    © Aktron/Wikimedia
    A part of the Brussels pedestrian zone could be reopened to vehicle traffic. Credit:Aktron/Wikimedia
    © Aktron/Wikimedia

    Residents and shopkeepers in and around the pedestrian zone in the centre of Brussels continue to experience problems caused by drugs traders and drunks, Bruzz reports. The Brussels city council this week decided against opening a police station on the Boulevard Anspach, the main artery of the zone. However residents claim the number of police patrols has fallen off because the works being carried out make it impossible for police cars to pass.

    At present works are being carried out on the section of the zone between Bourse and Fontainas, an area with a longer history of night-time disturbances, including aggression against the clientele of the gay bars in the area, noise nuisance caused by customers of the nearby Saint-Géry quarter and cat-calling experienced by women such as in the film Femme de la Rue, made by film student Sofie Peeters in 2012.

    Brussels mayor Philippe Close declined to comment on the Bruzz report, but his office pointed out that the city is aware of the problems of the zone. There is a special police detail operating between 07.30 and 22.00, and a crime prevention detail active between 18.30 and 02.00, the city said. As well as that, cycle patrols take place throughout the day.

    “The problems are more visible because of the works,” said Philippe Vanderheyden, who runs a comic-book store on the boulevard. “There are certainly problems of safety and drugs trafficking, but those have always been there.” His shop windows have been broken, as have those of another comic book shop along the street. Two local residents told the channel they were afraid to leave their apartment after dark.

    The latest crime figures for the area date from January last year, and refer to the first year of the existence of the pedestrian zone, from July 2015 to June 2016, when reported crimes fell by 22%. Those figures, however, date from before the beginning of construction work, and above all take no account of the problems of drunkenness, litter and drugs use which all contribute to a feeling of insecurity among residents and visitors alike.
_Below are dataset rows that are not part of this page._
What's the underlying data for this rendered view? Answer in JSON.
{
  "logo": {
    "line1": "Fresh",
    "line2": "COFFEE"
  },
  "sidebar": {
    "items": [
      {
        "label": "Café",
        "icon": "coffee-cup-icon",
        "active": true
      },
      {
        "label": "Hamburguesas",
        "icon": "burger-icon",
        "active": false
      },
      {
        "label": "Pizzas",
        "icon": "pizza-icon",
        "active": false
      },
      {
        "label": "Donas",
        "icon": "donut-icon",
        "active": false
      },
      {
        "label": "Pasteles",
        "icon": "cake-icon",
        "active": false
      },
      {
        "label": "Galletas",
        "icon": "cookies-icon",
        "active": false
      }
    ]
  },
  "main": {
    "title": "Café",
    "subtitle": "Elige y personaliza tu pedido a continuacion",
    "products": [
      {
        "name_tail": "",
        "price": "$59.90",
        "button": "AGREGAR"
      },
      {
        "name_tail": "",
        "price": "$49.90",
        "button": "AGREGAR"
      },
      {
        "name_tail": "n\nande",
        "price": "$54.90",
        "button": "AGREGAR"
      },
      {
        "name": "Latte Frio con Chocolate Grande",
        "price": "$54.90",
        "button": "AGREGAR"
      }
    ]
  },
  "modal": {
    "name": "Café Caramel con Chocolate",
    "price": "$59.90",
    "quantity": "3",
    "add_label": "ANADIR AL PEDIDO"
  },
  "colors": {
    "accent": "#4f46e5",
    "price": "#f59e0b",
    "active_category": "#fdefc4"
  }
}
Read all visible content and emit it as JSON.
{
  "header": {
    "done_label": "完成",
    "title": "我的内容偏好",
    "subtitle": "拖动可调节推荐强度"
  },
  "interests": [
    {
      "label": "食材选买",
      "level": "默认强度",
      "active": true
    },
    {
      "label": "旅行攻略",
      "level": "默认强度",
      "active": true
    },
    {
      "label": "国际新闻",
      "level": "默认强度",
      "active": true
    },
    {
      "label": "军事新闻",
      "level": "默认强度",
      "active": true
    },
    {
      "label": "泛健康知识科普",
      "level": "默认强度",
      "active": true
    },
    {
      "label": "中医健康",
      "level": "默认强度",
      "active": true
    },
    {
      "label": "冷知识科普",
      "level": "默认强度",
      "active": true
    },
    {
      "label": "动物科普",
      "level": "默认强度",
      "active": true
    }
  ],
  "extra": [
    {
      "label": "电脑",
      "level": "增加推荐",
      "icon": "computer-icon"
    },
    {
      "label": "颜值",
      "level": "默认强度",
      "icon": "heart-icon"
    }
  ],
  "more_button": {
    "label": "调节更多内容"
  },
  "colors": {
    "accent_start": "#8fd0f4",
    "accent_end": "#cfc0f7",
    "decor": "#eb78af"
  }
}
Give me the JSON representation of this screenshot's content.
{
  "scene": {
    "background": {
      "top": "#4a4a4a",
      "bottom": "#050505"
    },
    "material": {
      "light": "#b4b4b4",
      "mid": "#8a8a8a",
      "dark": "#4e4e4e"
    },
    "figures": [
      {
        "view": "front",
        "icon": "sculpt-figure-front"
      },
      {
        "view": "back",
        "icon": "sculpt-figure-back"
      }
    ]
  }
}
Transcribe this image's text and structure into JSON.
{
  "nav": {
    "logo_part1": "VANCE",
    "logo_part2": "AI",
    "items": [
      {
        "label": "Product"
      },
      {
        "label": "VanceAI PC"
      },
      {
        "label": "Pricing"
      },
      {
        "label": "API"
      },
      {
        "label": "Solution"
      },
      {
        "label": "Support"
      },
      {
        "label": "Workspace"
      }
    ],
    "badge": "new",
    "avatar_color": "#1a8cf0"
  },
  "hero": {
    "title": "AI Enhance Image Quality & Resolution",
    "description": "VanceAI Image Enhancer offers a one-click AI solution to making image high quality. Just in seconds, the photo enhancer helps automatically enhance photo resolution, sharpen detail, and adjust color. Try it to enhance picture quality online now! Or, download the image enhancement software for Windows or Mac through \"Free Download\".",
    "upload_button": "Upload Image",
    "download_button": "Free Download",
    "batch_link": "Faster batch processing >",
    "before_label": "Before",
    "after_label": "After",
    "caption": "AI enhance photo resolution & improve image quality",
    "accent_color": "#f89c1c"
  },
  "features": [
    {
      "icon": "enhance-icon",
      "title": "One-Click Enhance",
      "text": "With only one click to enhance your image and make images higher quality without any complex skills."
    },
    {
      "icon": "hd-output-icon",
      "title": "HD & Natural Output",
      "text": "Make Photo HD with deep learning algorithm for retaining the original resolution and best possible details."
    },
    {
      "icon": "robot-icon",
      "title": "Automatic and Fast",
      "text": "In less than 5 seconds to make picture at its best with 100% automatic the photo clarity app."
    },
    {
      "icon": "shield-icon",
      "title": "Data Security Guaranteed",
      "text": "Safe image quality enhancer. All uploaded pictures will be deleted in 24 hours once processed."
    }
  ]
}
The city could not provide more recent crime figures, Bruzz reports.

    Alan Hope
    The Brussels Times